### Saved entries
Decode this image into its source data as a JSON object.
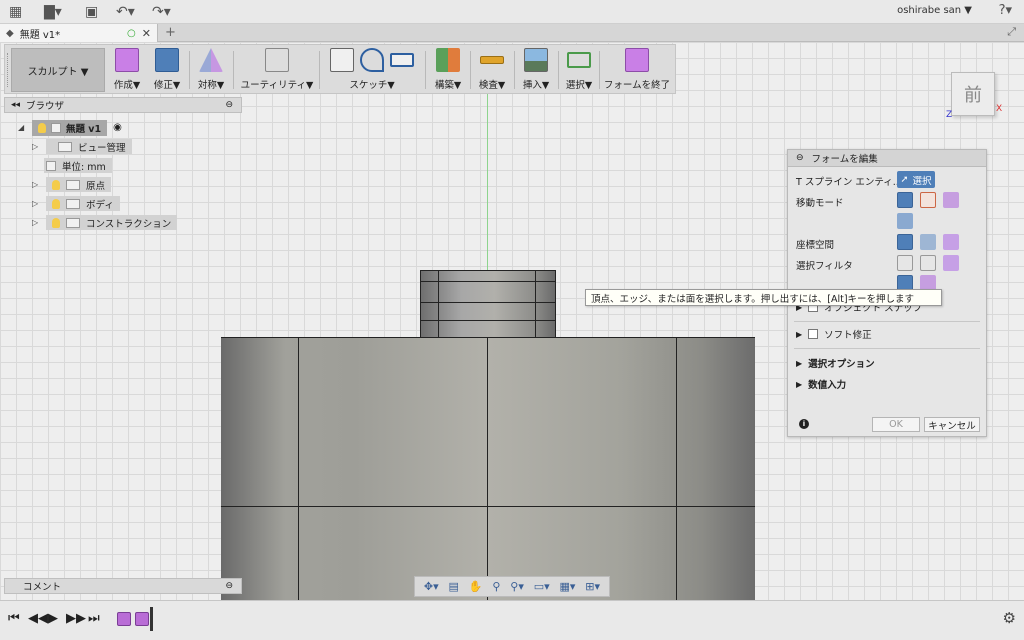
{
  "topbar": {
    "user_name": "oshirabe san ▼",
    "help_label": "?▾"
  },
  "document": {
    "tab_title": "無題 v1*"
  },
  "toolbar": {
    "workspace": "スカルプト ▼",
    "groups": [
      {
        "label": "作成▼"
      },
      {
        "label": "修正▼"
      },
      {
        "label": "対称▼"
      },
      {
        "label": "ユーティリティ▼"
      },
      {
        "label": "スケッチ▼"
      },
      {
        "label": "構築▼"
      },
      {
        "label": "検査▼"
      },
      {
        "label": "挿入▼"
      },
      {
        "label": "選択▼"
      },
      {
        "label": "フォームを終了"
      }
    ]
  },
  "browser": {
    "title": "ブラウザ",
    "root": "無題 v1",
    "items": [
      {
        "label": "ビュー管理"
      },
      {
        "label": "単位: mm"
      },
      {
        "label": "原点"
      },
      {
        "label": "ボディ"
      },
      {
        "label": "コンストラクション"
      }
    ]
  },
  "comment": {
    "title": "コメント"
  },
  "viewcube": {
    "face": "前",
    "x_axis": "X",
    "z_axis": "Z"
  },
  "edit_panel": {
    "title": "フォームを編集",
    "tspline_label": "T スプライン エンティ...",
    "select_button": "選択",
    "move_mode": "移動モード",
    "coordinate_space": "座標空間",
    "selection_filter": "選択フィルタ",
    "hidden_row": "オブジェクト スナップ",
    "soft_modify": "ソフト修正",
    "selection_options": "選択オプション",
    "numeric_input": "数値入力",
    "ok": "OK",
    "cancel": "キャンセル"
  },
  "tooltip": {
    "text": "頂点、エッジ、または面を選択します。押し出すには、[Alt]キーを押します"
  },
  "colors": {
    "accent": "#4f7fb8",
    "feature": "#b96dd6",
    "axis_green": "#8ed48e"
  }
}
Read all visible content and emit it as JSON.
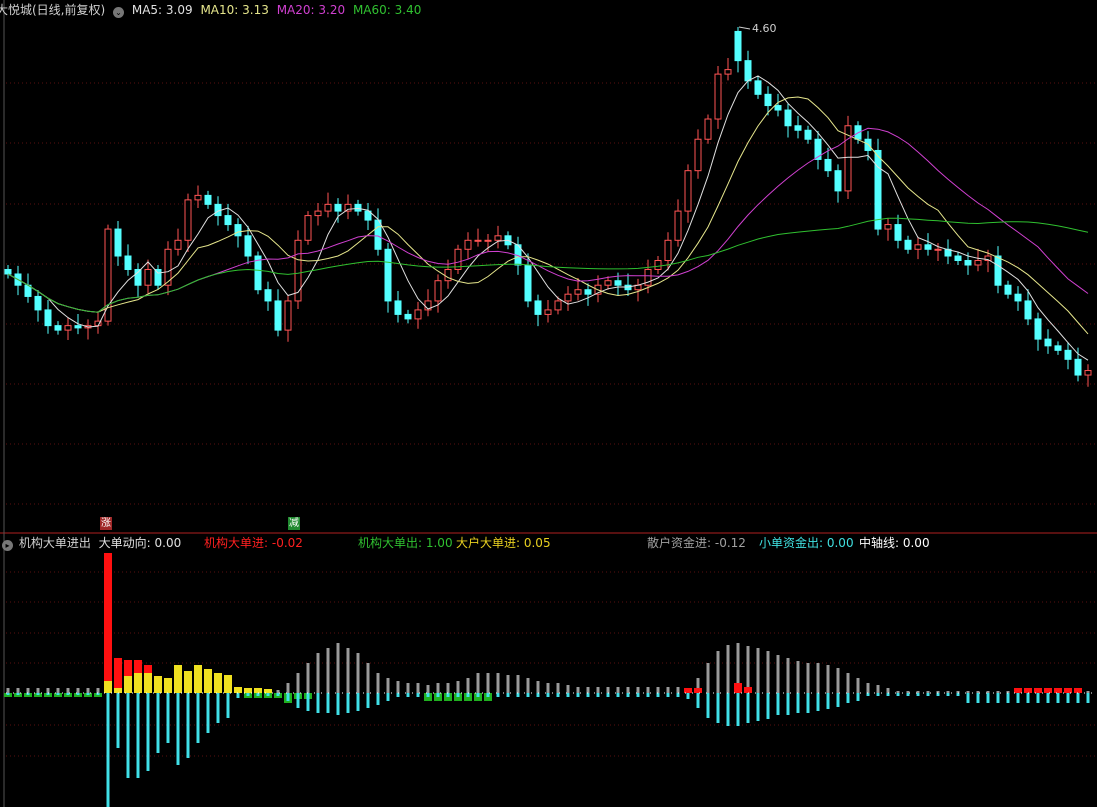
{
  "header": {
    "title": "大悦城(日线,前复权)",
    "ma_labels": [
      {
        "label": "MA5: 3.09",
        "color": "#e0e0e0"
      },
      {
        "label": "MA10: 3.13",
        "color": "#e6e68c"
      },
      {
        "label": "MA20: 3.20",
        "color": "#d040d0"
      },
      {
        "label": "MA60: 3.40",
        "color": "#30c030"
      }
    ]
  },
  "indicator": {
    "name": "机构大单进出",
    "items": [
      {
        "label": "大单动向: 0.00",
        "color": "#e0e0e0"
      },
      {
        "label": "机构大单进: -0.02",
        "color": "#ff2020"
      },
      {
        "label": "机构大单出: 1.00",
        "color": "#30c030"
      },
      {
        "label": "大户大单进: 0.05",
        "color": "#e8d020"
      },
      {
        "label": "散户资金进: -0.12",
        "color": "#a0a0a0"
      },
      {
        "label": "小单资金出: 0.00",
        "color": "#40e0e0"
      },
      {
        "label": "中轴线: 0.00",
        "color": "#ffffff"
      }
    ],
    "markers": [
      {
        "text": "涨",
        "color": "#a02828"
      },
      {
        "text": "减",
        "color": "#208a30"
      }
    ]
  },
  "chart_data": [
    {
      "type": "candlestick",
      "title": "大悦城(日线,前复权)",
      "ylim": [
        2.36,
        4.72
      ],
      "high_label": "4.60",
      "high_point": {
        "index": 73,
        "value": 4.6
      },
      "open_overrides": {
        "73": 4.58,
        "10": 3.29
      },
      "closes": [
        3.5,
        3.45,
        3.4,
        3.34,
        3.27,
        3.25,
        3.27,
        3.26,
        3.27,
        3.29,
        3.7,
        3.58,
        3.52,
        3.45,
        3.52,
        3.45,
        3.61,
        3.65,
        3.83,
        3.85,
        3.81,
        3.76,
        3.72,
        3.67,
        3.58,
        3.43,
        3.38,
        3.25,
        3.38,
        3.65,
        3.76,
        3.78,
        3.81,
        3.78,
        3.81,
        3.78,
        3.74,
        3.61,
        3.38,
        3.32,
        3.3,
        3.34,
        3.38,
        3.47,
        3.52,
        3.61,
        3.65,
        3.65,
        3.65,
        3.67,
        3.63,
        3.54,
        3.38,
        3.32,
        3.34,
        3.38,
        3.41,
        3.43,
        3.41,
        3.45,
        3.47,
        3.45,
        3.43,
        3.45,
        3.52,
        3.56,
        3.65,
        3.78,
        3.96,
        4.1,
        4.19,
        4.39,
        4.41,
        4.45,
        4.36,
        4.3,
        4.25,
        4.23,
        4.16,
        4.14,
        4.1,
        4.01,
        3.96,
        3.87,
        4.16,
        4.1,
        4.05,
        3.7,
        3.72,
        3.65,
        3.61,
        3.63,
        3.61,
        3.61,
        3.58,
        3.56,
        3.54,
        3.56,
        3.58,
        3.45,
        3.41,
        3.38,
        3.3,
        3.21,
        3.18,
        3.16,
        3.12,
        3.05,
        3.07
      ],
      "ma_periods": [
        5,
        10,
        20,
        60
      ],
      "ma_colors": [
        "#e0e0e0",
        "#e6e68c",
        "#d040d0",
        "#30c030"
      ],
      "up_color": "#ff5454",
      "down_color": "#54ffff"
    },
    {
      "type": "bar",
      "title": "机构大单进出",
      "ylim": [
        -1.14,
        1.4
      ],
      "series": [
        {
          "name": "散户资金进",
          "color": "#9a9a9a",
          "direction": "up",
          "values": [
            0.05,
            0.05,
            0.05,
            0.05,
            0.05,
            0.05,
            0.05,
            0.05,
            0.05,
            0.05,
            0.03,
            0.03,
            0.03,
            0.03,
            0.03,
            0.03,
            0.03,
            0.03,
            0.03,
            0.03,
            0.03,
            0.03,
            0.03,
            0.03,
            0.03,
            0.03,
            0.03,
            0.03,
            0.1,
            0.2,
            0.3,
            0.4,
            0.45,
            0.5,
            0.45,
            0.4,
            0.3,
            0.2,
            0.15,
            0.12,
            0.1,
            0.1,
            0.08,
            0.1,
            0.1,
            0.12,
            0.15,
            0.2,
            0.2,
            0.2,
            0.18,
            0.18,
            0.15,
            0.12,
            0.1,
            0.1,
            0.08,
            0.06,
            0.06,
            0.06,
            0.06,
            0.06,
            0.06,
            0.06,
            0.06,
            0.06,
            0.06,
            0.06,
            0.03,
            0.15,
            0.3,
            0.42,
            0.48,
            0.5,
            0.47,
            0.45,
            0.42,
            0.38,
            0.35,
            0.32,
            0.3,
            0.3,
            0.28,
            0.25,
            0.2,
            0.15,
            0.1,
            0.08,
            0.05,
            0.02,
            0.02,
            0.02,
            0.02,
            0.02,
            0.02,
            0.02,
            0.02,
            0.02,
            0.02,
            0.02,
            0.02,
            0.02,
            0.02,
            0.02,
            0.02,
            0.02,
            0.02,
            0.02,
            0.02
          ]
        },
        {
          "name": "小单资金出",
          "color": "#40e0e8",
          "direction": "down",
          "values": [
            0.02,
            0.02,
            0.02,
            0.02,
            0.02,
            0.02,
            0.02,
            0.02,
            0.02,
            0.02,
            1.14,
            0.55,
            0.85,
            0.85,
            0.78,
            0.6,
            0.5,
            0.72,
            0.65,
            0.5,
            0.4,
            0.3,
            0.25,
            0.05,
            0.03,
            0.03,
            0.03,
            0.03,
            0.08,
            0.15,
            0.18,
            0.2,
            0.2,
            0.22,
            0.2,
            0.18,
            0.15,
            0.12,
            0.08,
            0.04,
            0.04,
            0.04,
            0.04,
            0.04,
            0.04,
            0.04,
            0.04,
            0.04,
            0.04,
            0.04,
            0.04,
            0.04,
            0.04,
            0.04,
            0.04,
            0.04,
            0.04,
            0.04,
            0.04,
            0.04,
            0.04,
            0.04,
            0.04,
            0.04,
            0.04,
            0.04,
            0.04,
            0.04,
            0.06,
            0.15,
            0.25,
            0.3,
            0.33,
            0.33,
            0.3,
            0.28,
            0.26,
            0.22,
            0.22,
            0.2,
            0.2,
            0.18,
            0.16,
            0.14,
            0.1,
            0.08,
            0.03,
            0.03,
            0.03,
            0.03,
            0.03,
            0.03,
            0.03,
            0.03,
            0.03,
            0.03,
            0.1,
            0.1,
            0.1,
            0.1,
            0.1,
            0.1,
            0.1,
            0.1,
            0.1,
            0.1,
            0.1,
            0.1,
            0.1
          ]
        },
        {
          "name": "大户大单进",
          "color": "#f0e020",
          "direction": "up",
          "values": [
            0,
            0,
            0,
            0,
            0,
            0,
            0,
            0,
            0,
            0,
            0.12,
            0.05,
            0.17,
            0.2,
            0.2,
            0.17,
            0.15,
            0.28,
            0.22,
            0.28,
            0.24,
            0.2,
            0.18,
            0.06,
            0.05,
            0.05,
            0.04
          ]
        },
        {
          "name": "机构大单进",
          "color": "#ff1010",
          "direction": "up",
          "stacked_on": "大户大单进",
          "values": [
            0,
            0,
            0,
            0,
            0,
            0,
            0,
            0,
            0,
            0,
            1.28,
            0.3,
            0.16,
            0.13,
            0.08,
            0,
            0,
            0,
            0,
            0,
            0,
            0,
            0,
            0,
            0,
            0,
            0,
            0,
            0,
            0,
            0,
            0,
            0,
            0,
            0,
            0,
            0,
            0,
            0,
            0,
            0,
            0,
            0,
            0,
            0,
            0,
            0,
            0,
            0,
            0,
            0,
            0,
            0,
            0,
            0,
            0,
            0,
            0,
            0,
            0,
            0,
            0,
            0,
            0,
            0,
            0,
            0,
            0,
            0.05,
            0.05,
            0,
            0,
            0,
            0.1,
            0.06,
            0,
            0,
            0,
            0,
            0,
            0,
            0,
            0,
            0,
            0,
            0,
            0,
            0,
            0,
            0,
            0,
            0,
            0,
            0,
            0,
            0,
            0,
            0,
            0,
            0,
            0,
            0.05,
            0.05,
            0.05,
            0.05,
            0.05,
            0.05,
            0.05
          ]
        },
        {
          "name": "机构大单出",
          "color": "#20b020",
          "direction": "down",
          "values": [
            0.04,
            0.04,
            0.04,
            0.04,
            0.04,
            0.04,
            0.04,
            0.04,
            0.04,
            0.04,
            0,
            0,
            0,
            0,
            0,
            0,
            0,
            0,
            0,
            0,
            0,
            0,
            0,
            0,
            0.05,
            0.05,
            0.05,
            0.05,
            0.1,
            0.06,
            0.06,
            0,
            0,
            0,
            0,
            0,
            0,
            0,
            0,
            0,
            0,
            0,
            0.08,
            0.08,
            0.08,
            0.08,
            0.08,
            0.08,
            0.08
          ]
        }
      ]
    }
  ]
}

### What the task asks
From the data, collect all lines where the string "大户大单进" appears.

### Task answer
        "label": "大户大单进: 0.05",
          "name": "大户大单进",
          "stacked_on": "大户大单进",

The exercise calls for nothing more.